#### Required action:
From the data below, copy each line that includes the word "Scale".

#### Provided records:
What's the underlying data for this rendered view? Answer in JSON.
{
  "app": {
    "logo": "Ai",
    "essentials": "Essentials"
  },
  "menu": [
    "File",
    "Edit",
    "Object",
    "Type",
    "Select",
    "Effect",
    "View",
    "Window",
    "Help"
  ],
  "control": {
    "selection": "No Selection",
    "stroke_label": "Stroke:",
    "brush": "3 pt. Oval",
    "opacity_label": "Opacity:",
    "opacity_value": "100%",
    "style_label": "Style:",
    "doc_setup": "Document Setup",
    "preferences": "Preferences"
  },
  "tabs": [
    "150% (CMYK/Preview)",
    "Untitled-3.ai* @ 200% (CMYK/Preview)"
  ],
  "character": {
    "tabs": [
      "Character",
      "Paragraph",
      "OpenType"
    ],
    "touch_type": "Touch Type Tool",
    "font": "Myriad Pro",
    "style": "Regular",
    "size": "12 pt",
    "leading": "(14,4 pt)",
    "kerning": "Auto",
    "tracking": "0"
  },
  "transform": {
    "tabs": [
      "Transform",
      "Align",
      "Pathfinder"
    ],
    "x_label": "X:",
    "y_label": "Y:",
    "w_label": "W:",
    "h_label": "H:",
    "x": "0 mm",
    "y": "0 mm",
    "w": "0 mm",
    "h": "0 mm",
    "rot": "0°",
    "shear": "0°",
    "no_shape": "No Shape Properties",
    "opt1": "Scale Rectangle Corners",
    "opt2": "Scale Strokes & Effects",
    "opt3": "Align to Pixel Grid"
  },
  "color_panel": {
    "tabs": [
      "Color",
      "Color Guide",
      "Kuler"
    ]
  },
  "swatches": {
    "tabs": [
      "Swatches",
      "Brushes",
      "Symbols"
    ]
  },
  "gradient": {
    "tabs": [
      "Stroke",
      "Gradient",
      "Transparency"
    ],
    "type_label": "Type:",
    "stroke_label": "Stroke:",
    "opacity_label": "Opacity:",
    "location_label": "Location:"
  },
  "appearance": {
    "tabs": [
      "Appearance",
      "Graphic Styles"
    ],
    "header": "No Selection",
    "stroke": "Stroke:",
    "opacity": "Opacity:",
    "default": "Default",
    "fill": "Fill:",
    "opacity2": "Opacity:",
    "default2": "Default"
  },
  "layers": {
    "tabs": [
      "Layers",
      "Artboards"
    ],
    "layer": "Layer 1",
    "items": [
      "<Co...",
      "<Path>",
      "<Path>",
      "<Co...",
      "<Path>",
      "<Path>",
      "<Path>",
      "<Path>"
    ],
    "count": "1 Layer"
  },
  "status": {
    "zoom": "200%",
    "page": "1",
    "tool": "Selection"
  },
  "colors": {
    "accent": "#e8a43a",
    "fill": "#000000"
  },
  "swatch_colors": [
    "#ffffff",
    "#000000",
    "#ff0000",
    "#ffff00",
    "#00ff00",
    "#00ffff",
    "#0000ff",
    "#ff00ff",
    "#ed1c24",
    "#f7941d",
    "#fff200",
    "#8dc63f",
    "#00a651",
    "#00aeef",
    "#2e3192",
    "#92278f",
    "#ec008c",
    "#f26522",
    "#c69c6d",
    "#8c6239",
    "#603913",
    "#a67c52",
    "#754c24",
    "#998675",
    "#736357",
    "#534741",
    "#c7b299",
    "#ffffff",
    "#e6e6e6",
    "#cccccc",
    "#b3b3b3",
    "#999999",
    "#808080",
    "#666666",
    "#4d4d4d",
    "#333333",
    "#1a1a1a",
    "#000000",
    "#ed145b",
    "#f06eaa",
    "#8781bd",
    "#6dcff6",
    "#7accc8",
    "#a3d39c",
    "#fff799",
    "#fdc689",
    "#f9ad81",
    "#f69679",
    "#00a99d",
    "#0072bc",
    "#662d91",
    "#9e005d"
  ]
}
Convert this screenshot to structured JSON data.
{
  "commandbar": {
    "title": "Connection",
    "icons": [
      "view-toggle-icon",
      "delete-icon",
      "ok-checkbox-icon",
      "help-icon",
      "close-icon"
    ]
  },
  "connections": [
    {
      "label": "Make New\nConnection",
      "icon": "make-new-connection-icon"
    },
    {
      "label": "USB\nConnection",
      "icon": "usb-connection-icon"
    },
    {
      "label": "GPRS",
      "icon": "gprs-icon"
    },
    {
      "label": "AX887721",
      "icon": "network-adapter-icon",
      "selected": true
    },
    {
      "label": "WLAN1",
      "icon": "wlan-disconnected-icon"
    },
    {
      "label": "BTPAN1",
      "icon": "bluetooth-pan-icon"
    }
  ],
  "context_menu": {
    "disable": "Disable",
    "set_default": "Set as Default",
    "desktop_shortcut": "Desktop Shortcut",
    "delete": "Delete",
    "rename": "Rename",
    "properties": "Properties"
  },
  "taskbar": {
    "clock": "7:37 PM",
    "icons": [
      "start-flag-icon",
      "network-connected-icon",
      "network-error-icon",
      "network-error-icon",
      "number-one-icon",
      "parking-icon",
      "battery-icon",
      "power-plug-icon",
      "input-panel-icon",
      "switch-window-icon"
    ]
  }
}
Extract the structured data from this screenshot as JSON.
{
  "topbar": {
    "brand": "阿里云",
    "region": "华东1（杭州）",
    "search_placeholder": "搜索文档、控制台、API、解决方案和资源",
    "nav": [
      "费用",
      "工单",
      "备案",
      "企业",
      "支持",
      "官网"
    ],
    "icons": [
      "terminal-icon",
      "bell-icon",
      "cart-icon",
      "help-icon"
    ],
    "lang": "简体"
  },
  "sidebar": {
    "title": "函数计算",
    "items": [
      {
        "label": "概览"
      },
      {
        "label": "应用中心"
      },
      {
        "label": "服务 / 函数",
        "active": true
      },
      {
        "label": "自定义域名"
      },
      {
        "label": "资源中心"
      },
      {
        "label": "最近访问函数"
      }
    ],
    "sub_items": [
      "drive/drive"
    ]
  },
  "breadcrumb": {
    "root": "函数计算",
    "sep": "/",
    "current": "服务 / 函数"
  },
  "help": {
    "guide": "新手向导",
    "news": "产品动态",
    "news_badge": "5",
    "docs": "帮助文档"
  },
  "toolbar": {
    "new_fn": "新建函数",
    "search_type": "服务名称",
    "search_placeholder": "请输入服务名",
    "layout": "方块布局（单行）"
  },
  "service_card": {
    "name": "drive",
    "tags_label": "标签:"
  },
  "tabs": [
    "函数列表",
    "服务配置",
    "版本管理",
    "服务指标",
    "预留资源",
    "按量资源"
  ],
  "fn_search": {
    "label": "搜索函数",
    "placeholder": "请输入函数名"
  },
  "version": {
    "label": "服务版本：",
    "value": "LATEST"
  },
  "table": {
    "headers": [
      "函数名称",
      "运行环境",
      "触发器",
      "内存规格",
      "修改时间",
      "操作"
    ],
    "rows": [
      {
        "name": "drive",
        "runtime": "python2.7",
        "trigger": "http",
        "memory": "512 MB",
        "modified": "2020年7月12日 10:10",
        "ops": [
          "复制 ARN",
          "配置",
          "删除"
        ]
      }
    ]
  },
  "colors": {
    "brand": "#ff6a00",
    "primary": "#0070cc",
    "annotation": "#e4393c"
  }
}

#### Response below:
    "opt1": "Scale Rectangle Corners",
    "opt2": "Scale Strokes & Effects",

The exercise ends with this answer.